4. Add Google Maps – people search using all sorts of sub features whether its the main search, maps, images or news. Give yourself every opportunity of being found. Google Maps is the most overlooked.

Principles of marketing 11: Tactics

Tactical marketing is all about getting somebody (your target) to do something.

Whether you’re into customer acquistion, customer retention or customer engagement, your website, advertising, emarketing, mailshots, brochures, exhibition stands, viral videos, blog posts, whatever you spend your time and money on, NEED TO EFFECT AN ACTION.

There’s an old model they teach you in business school called AIDA. Like many of the concepts cited in this Principles of Marketing series, it has stood the test of time for some very good reasons. It’s simple, easy to understand and when applied, works.

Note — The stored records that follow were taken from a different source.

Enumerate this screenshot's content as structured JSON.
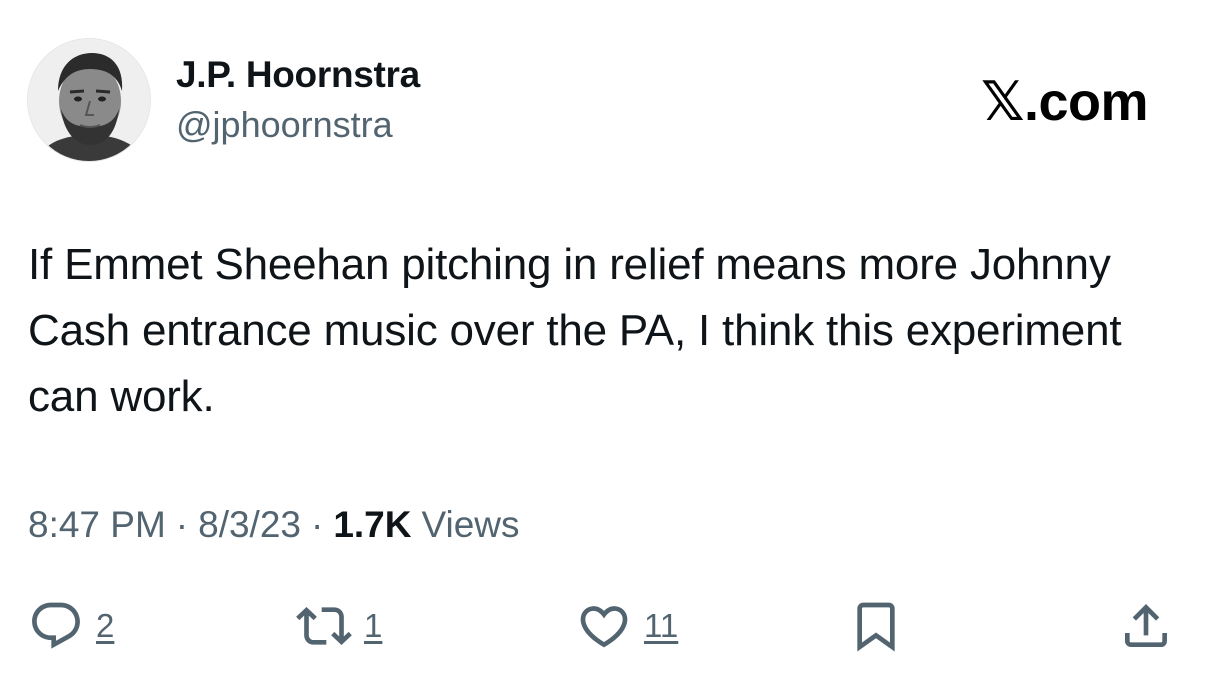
{
  "author": {
    "display_name": "J.P. Hoornstra",
    "handle": "@jphoornstra",
    "avatar_icon": "profile-photo"
  },
  "brand": "𝕏.com",
  "tweet": {
    "text": "If Emmet Sheehan pitching in relief means more Johnny Cash entrance music over the PA, I think this experiment can work."
  },
  "meta": {
    "time": "8:47 PM",
    "date": "8/3/23",
    "separator": "·",
    "views_count": "1.7K",
    "views_label": "Views"
  },
  "actions": {
    "reply": {
      "icon": "reply-icon",
      "count": "2"
    },
    "retweet": {
      "icon": "retweet-icon",
      "count": "1"
    },
    "like": {
      "icon": "heart-icon",
      "count": "11"
    },
    "bookmark": {
      "icon": "bookmark-icon"
    },
    "share": {
      "icon": "share-icon"
    }
  },
  "colors": {
    "text_primary": "#0f1419",
    "text_secondary": "#536471",
    "background": "#ffffff"
  }
}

First off, build Awareness. Get people to notice you. Be controversial, be safe, be inspiring, aboveall be something. Then be Interesting. Not mildly interesting or thought provoking, but sufficiently interesting that you create a Desire in them to learn more, to click to your site, to sign up for a newsletter, to register for a trial, to make a phone call, to download a brochure or voucher. Once there, that turns into an Action and that’s when you can start a meaningful dialogue.

People get hung up on tactics and tactical planning. But if you know who your audience is and where they are, shouldn’t your effort go into truthfully convincing them to listen to you and then consider switching to you, and over time to stay with you?

Makes you think again about the impact of your brochures, adverts, newsletters and website doesn’t it?